Global Poverty: ‘This Is Our Crisis’ by The Humanitarian Blog
People lead busy lives, and fighting poverty is hardly an extracurricular activity to which most can devote time – unless, that is, you’re Anne Liu ’08 (Course 7; iHouse).
It was about three weeks ago that I found myself standing outside the doors to Boston University’s Metcalf Hall. Along with the hundreds of others who were in line, I anxiously awaited the chance to hear Muhammad Yunus speak. Dr. Yunus received the Nobel Peace Prize last year for his work in microfinance: Basically, banks give small loans to poor people who want to set up businesses or avail themselves of other economic opportunities. He began his amazing journey in 1974, loaning $27 to a group of 42 women in his native Bangladesh. Since then, his Grameen Bank has loaned some $6 billion to seven million Bangladeshis, 97% of whom are women.
Everyone left the auditorium that afternoon feeling energized, but I couldn’t help but think that that enthusiasm would evaporate shortly thereafter. People lead busy lives, and fighting poverty is hardly an extracurricular activity to which most can devote time – unless, that is, you’re Anne Liu ’08 (Course 7; iHouse).
At the beginning of her sophomore year, she developed a strong interest in international development (ID) issues by way of completing an extensive study of the famine that gripped Niger in 2005. After taking a few classes at MIT that focused on ID – for example, “SP.721: D-Lab” and “21A.338J: Gender, Power, and International Development” – she became convinced that MIT students have the ingenuity to address global poverty.
Thus did the Global Poverty Initiative (GPI) come into being.
I first heard about Anne in a conversation that I had with a friend early this term. She told me that Anne had established GPI, but we both had to leave before I could get more details. By coincidence, Anne and I both enrolled in Zahir Dossa’s class (see my last post), “SP.233: Think Tank: Global Solutions.” After she told me about GPI, I decided to get involved as one of the Directors for the Academic Relations Team.

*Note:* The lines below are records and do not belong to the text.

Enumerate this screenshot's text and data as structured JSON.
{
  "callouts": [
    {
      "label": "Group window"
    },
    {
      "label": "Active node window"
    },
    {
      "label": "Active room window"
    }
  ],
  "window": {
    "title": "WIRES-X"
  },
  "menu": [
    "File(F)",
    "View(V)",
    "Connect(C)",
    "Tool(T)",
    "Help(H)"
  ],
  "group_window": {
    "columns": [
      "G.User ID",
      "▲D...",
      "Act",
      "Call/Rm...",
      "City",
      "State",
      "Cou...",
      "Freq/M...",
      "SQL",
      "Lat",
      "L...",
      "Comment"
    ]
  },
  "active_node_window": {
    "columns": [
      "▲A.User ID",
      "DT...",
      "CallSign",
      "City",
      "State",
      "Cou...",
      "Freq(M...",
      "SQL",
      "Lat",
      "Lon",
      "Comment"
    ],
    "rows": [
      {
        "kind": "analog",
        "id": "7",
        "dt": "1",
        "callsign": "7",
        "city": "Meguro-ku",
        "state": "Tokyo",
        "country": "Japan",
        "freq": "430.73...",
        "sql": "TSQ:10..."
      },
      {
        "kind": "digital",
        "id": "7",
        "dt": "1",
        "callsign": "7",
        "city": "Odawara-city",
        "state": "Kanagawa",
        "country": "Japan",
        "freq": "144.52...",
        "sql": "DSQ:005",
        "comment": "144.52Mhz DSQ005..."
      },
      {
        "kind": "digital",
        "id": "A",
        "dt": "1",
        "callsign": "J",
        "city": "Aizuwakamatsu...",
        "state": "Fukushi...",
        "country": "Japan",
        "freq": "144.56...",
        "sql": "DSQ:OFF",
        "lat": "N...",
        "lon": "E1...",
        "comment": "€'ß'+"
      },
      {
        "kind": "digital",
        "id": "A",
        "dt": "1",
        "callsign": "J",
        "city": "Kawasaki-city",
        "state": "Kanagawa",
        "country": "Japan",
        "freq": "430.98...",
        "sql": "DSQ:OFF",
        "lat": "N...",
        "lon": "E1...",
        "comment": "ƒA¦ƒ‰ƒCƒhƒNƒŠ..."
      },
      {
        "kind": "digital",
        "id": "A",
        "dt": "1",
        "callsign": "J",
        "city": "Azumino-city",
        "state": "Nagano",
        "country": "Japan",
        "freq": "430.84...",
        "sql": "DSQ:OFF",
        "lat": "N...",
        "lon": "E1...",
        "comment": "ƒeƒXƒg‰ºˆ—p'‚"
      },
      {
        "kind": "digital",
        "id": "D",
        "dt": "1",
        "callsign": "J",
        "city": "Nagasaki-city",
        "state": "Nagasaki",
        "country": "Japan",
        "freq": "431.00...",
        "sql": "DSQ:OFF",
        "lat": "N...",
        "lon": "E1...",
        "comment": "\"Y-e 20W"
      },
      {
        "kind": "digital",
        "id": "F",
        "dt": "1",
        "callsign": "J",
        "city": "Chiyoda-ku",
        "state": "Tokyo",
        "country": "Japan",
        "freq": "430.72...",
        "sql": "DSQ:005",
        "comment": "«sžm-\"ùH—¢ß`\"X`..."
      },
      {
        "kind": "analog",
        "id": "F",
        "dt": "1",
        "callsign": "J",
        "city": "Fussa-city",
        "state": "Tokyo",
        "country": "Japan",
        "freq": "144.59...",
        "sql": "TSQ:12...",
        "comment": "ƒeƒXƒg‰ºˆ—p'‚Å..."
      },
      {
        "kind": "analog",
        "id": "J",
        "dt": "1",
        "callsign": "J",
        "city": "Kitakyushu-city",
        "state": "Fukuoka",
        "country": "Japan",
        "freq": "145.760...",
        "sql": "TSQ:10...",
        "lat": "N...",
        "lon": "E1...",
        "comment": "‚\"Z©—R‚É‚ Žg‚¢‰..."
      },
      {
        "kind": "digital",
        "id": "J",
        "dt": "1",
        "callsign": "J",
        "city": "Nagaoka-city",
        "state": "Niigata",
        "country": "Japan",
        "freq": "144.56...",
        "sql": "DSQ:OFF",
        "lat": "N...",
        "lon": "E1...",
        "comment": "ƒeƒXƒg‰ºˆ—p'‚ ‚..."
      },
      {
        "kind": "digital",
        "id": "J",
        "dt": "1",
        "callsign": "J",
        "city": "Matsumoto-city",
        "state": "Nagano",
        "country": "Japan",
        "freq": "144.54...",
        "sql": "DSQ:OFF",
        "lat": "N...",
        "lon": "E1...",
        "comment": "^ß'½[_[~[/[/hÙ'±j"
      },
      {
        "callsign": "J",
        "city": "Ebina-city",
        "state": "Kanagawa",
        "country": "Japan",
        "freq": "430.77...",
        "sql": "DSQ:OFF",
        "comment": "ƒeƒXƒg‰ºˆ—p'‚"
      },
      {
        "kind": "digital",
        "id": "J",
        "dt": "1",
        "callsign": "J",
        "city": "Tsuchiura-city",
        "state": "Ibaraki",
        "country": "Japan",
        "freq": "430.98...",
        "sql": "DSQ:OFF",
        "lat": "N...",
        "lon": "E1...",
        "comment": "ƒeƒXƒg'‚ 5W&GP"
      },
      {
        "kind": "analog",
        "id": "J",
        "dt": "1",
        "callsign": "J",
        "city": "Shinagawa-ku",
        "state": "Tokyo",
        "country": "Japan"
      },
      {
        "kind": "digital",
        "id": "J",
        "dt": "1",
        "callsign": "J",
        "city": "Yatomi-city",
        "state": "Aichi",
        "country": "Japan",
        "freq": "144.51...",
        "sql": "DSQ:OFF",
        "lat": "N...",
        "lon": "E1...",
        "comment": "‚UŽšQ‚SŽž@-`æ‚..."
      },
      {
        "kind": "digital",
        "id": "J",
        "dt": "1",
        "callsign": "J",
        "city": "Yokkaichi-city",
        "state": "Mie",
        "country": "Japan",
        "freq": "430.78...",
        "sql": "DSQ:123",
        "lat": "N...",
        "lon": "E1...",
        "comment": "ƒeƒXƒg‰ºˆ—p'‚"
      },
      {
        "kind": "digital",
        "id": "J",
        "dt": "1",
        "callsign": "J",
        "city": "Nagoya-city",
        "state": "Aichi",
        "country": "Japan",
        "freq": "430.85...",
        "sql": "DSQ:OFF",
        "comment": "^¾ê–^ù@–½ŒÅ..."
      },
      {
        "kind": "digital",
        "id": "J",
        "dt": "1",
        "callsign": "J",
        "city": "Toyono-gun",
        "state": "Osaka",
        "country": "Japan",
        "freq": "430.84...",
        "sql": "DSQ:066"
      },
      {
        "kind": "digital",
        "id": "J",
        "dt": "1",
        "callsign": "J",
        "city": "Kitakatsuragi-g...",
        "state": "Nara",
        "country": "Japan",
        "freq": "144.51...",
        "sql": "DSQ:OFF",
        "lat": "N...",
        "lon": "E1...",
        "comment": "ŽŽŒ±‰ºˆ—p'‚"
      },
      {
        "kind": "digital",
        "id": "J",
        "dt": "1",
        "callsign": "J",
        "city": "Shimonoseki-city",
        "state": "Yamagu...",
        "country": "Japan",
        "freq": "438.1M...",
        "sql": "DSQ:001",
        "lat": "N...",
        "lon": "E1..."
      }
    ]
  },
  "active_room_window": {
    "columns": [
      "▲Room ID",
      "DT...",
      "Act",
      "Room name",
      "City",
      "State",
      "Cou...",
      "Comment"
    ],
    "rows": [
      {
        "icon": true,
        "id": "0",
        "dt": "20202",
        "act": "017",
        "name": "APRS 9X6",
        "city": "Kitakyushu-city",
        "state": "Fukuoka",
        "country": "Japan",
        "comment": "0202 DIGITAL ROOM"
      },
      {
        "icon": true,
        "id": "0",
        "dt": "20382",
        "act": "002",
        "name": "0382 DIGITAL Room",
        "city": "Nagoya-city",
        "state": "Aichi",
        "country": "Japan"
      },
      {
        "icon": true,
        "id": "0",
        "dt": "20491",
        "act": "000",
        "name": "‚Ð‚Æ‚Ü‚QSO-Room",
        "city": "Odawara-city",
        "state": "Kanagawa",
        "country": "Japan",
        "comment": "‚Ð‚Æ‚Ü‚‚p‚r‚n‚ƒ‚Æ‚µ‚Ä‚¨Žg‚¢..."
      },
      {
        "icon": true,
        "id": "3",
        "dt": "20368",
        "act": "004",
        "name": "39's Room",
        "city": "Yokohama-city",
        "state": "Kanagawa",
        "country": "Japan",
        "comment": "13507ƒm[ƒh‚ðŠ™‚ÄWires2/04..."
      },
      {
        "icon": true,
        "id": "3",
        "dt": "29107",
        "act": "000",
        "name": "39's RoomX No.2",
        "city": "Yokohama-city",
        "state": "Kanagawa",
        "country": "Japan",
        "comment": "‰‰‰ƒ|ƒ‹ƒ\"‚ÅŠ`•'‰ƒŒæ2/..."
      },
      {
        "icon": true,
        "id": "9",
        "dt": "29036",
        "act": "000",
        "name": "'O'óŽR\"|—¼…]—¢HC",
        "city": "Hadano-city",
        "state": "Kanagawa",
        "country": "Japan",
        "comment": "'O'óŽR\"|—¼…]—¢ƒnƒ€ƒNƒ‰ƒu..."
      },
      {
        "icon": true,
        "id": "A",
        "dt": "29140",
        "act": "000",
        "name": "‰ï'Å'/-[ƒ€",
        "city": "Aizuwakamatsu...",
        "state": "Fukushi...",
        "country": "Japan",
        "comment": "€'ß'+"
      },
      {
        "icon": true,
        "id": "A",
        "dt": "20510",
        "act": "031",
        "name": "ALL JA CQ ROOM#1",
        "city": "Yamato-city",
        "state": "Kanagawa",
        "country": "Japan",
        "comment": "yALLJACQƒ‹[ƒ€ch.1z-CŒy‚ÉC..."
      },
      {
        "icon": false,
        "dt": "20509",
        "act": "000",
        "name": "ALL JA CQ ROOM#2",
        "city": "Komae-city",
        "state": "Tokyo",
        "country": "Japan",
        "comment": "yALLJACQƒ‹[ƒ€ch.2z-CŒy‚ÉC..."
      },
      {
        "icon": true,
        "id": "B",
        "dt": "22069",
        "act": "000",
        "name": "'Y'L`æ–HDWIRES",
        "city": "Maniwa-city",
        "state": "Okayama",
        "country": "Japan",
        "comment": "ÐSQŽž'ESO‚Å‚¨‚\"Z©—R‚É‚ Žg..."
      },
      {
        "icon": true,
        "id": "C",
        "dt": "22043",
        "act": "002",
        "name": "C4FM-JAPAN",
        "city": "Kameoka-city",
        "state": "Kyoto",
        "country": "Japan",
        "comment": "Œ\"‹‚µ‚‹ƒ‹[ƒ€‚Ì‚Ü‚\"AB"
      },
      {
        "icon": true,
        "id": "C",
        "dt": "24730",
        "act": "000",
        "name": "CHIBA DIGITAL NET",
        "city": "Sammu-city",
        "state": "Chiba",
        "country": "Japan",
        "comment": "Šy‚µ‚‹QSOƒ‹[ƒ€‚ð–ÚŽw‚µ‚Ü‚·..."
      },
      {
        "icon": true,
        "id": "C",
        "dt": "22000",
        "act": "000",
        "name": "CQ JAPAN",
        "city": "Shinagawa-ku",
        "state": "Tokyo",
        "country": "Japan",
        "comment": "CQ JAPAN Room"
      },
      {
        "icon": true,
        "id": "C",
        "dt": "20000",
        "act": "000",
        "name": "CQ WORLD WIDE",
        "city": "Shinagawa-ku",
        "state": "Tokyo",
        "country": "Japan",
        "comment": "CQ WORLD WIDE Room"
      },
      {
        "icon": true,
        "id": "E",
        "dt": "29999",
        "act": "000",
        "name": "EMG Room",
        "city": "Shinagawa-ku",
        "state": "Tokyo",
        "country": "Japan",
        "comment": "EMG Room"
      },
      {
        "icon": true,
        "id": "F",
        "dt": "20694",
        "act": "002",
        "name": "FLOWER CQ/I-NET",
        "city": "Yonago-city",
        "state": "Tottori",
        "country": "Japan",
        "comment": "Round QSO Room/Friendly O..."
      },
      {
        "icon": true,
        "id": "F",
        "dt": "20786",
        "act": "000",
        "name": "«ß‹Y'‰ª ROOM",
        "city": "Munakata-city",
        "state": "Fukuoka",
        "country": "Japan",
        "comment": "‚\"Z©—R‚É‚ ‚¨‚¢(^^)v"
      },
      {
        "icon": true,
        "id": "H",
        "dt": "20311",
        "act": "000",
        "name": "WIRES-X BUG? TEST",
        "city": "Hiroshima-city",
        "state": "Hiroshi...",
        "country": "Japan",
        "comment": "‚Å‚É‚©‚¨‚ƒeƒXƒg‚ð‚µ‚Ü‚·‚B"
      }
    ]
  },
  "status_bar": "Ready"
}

GPI is easily one of the most organized and sophisticated initiatives that I’ve seen. Anne’s recruited 50 students, predominantly underclassmen, to launch Global Poverty Week (GPW) and the first intercollegiate Millennium Campus Conference (MCC) at MIT. Her goal is to make poverty an Institute priority, just like energy (check out http://web.mit.edu/gpi/ to see a detailed overview of these projects).
To give you some of the highlights, GPW and MCC will bring together hundreds of students from around the country to learn about poverty and, ultimately, connect with each other and professionals in the field to develop innovative and effective solutions. The conference will feature lectures by some of the world’s foremost authorities on poverty, as well as documentary screenings and interactive panels. It’s the first effort of its kind in the Institute’s history and, if the interest that it’s thus far generated is indicative, it’s going to be huge. While GPW will remain GPI’s flagship event every year, Anne wants the group to dig deeper – in particular, she wants poverty to occupy a more prominent space in MIT’s curriculum and global initiatives.
As impressive as GPI is, it’s her optimism – that poverty can be defeated, and that each person can contribute to that end – that I find so inspiring. She’s always talking about an interesting paper that she’s read or lecture that she’s attended or new GPI initiative that she’s undertaken, and I can’t help but wonder if she’s gotten a hold of one of Hermione’s Time-Turners.
Most people understandably don’t get involved in tackling global issues, especially one that’s as multifaceted, complex, and entrenched as poverty. According to MercyCorps, over one billion people live in extreme poverty (living on less than $1 a day), and eight million people die each year because they don’t have enough money. How does she keep her hope alive?
Having connected with like-minded individuals at colleges throughout Boston, she reminds herself and her fellow GPIers that “even students” can institute sustainable change. When you talk with Anne, you recognize that the fight against poverty is not just a laudable goal; it’s an urgent imperative. As she often says, “This is our crisis.”